It’s pretty disappointing going in to a movie expecting so much and leaving it felt like it could have been so much more. While many have sung the praises of Jennifer Seligman’s “Bottoms,” I am sad to have left it feeling generally indifferent. It has an interesting premise and has a good time taking its LGBTQ premise and fitting it right in to the myriad coming of age high school comedies, but so much about “Bottoms” felt so under developed and incomplete. Apart from its absolutely bizarre premise, “Bottoms” spends most of its run time trying to figure out what it wants to be.
I imagine one day one of Adam Sandler’s daughters was having a birthday, and they mentioned something about wanting to be in the movies. Seeing as how Sandler is that kind of guy, he cracked and gave his daughters their very own movie. I’m assuming he also promised them a career too, like the Apatows. It’s sad that in a year where we were given “Are You There God? It’s Me Margaret.,” Sandler offers up his own version of the coming of age teen tale, except with major discrepancies.
“Are you There God? It’s Me Margaret.” was about a lower middle class teen girl trying to find her place in the world. “You Are So Not Invited…” is about an affluent upper class teen trying to—create the perfect bat mitzvah. Because heaven forbid she goes to high school with less than four friends.
Director Osmany Rodriguez’s “Miguel Wants to Fight” is a lot like a Gen Z version of “Max Keeble’s Big Move” mixed with “Three O’Clock High.” It’s a coming of age movie about a teen who makes a self realization in the midst of a big move to another town. Except the premise for the movie is what you see in the title. Our main character is teenage Miguel who is looking for a fight before he leaves; except it’s a tad more complicated than that.
I imagine the board meeting at Disney Channel went “What if we did “The Hangover”–but G rated?” And what we got was “The Slumber Party.” Director Veronica Rodriguez lays all of her influences out for the audience from minute one, even involving a small group of friends that make a pact that results in a night that neither of them can recall. It’s almost verbatim sans any and all adult content. Not that that’s a bad thing in particular, as thankfully “The Slumber Party” is quite good. The fact it’s blatantly derivative of the aforementioned movie is outweighed by the charisma of its cast, and its lively energy.
One thing Richard Linklater can never be accused of is someone that deals in concepts of fate and destiny. He’s also pretty much an atheist when it comes to storytelling. His characters aren’t fulfilling destiny or living up to a higher purpose (e.g. “Boyhood”). They’re merely characters drifting and crashing in to one another, creating random occurrences that may or may not work out the way they want to. Jessie and Celine in “Before Sunrise” are just drifting along the world until they meet one day. The dreamer in “Waking Life” is just drifting through his sub-conscious meeting others. Jake is ostensibly drifting around in “Everybody Wants Some!!” Hell, even Dewey in “School of Rock” doesn’t truly fulfill any grand destiny, except merely learning to grow.

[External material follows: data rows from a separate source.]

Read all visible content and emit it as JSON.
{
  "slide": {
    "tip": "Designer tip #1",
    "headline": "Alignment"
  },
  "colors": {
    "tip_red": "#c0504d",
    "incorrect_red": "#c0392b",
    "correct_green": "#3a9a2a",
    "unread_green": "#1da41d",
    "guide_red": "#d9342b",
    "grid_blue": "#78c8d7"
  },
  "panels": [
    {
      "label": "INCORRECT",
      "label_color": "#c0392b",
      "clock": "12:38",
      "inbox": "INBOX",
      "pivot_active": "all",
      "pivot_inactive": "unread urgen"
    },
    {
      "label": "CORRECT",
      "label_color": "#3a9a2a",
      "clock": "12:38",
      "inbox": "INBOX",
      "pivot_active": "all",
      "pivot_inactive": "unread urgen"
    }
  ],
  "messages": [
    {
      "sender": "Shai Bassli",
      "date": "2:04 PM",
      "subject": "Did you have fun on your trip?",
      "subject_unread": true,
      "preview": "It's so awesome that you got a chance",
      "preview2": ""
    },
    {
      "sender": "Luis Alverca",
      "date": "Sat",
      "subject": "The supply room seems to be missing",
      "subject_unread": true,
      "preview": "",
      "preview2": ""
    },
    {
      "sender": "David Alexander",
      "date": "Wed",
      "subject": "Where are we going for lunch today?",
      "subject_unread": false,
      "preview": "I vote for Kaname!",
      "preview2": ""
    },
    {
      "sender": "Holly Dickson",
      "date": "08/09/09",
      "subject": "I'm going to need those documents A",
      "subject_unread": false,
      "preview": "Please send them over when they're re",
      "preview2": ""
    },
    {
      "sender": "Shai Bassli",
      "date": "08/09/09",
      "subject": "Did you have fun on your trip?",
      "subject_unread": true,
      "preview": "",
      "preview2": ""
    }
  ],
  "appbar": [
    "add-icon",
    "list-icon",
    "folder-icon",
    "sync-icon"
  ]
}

One of the things about “Fury of the Gods” that made me laugh is that people gave “Man of Steel” so much crap for its blatant product placement. And yet, with “Fury of the Gods” there is literally an entire plot point centered on the candy Skittles. At one point one of the characters even proclaims “Taste the rainbow!” as they ride unicorns in to battle with the film’s villainesses. It’s really not a hindrance on the movie as a whole, but I was kind of laughing to myself at those that made such an issue about big product placements playing key roles in major films.
Judy Blume’s “Are You There God? It’s Me Margaret” is quite possibly one of the most iconic and influential young adult novels ever written. Even back in the early nineties, all the girls in my class read it. Director Kelly Fremon Craig pulls off a great feat, taking what’s usually considered a novel for young girls and transforms it in to a narrative that any tween or pre-teen can relate to. Even with its setting in 1970, “Are You There, God?” is still such a down to Earth and richly developed story about growing up, choosing your path in life, and trying to understand the adults in your life.
Hey, it’s better than “Black Adam.”
That’s about the biggest glowing opinion I can give “Fury of the Gods” when all is said and done. The follow up to the 2019 crowd pleaser is a perfectly fine film. It’s a solid adaptation of a unique comic book series, and it’s a good chance this is the last time we’ll see “Shazam!” with this cast. That being said, I liked “Fury of the Gods” even if I wasn’t a big fan of how much they toned down the content to make it so much more appealing to the younger audience. “Shazam!” had demons, and “Fury of the Gods” has unicorns.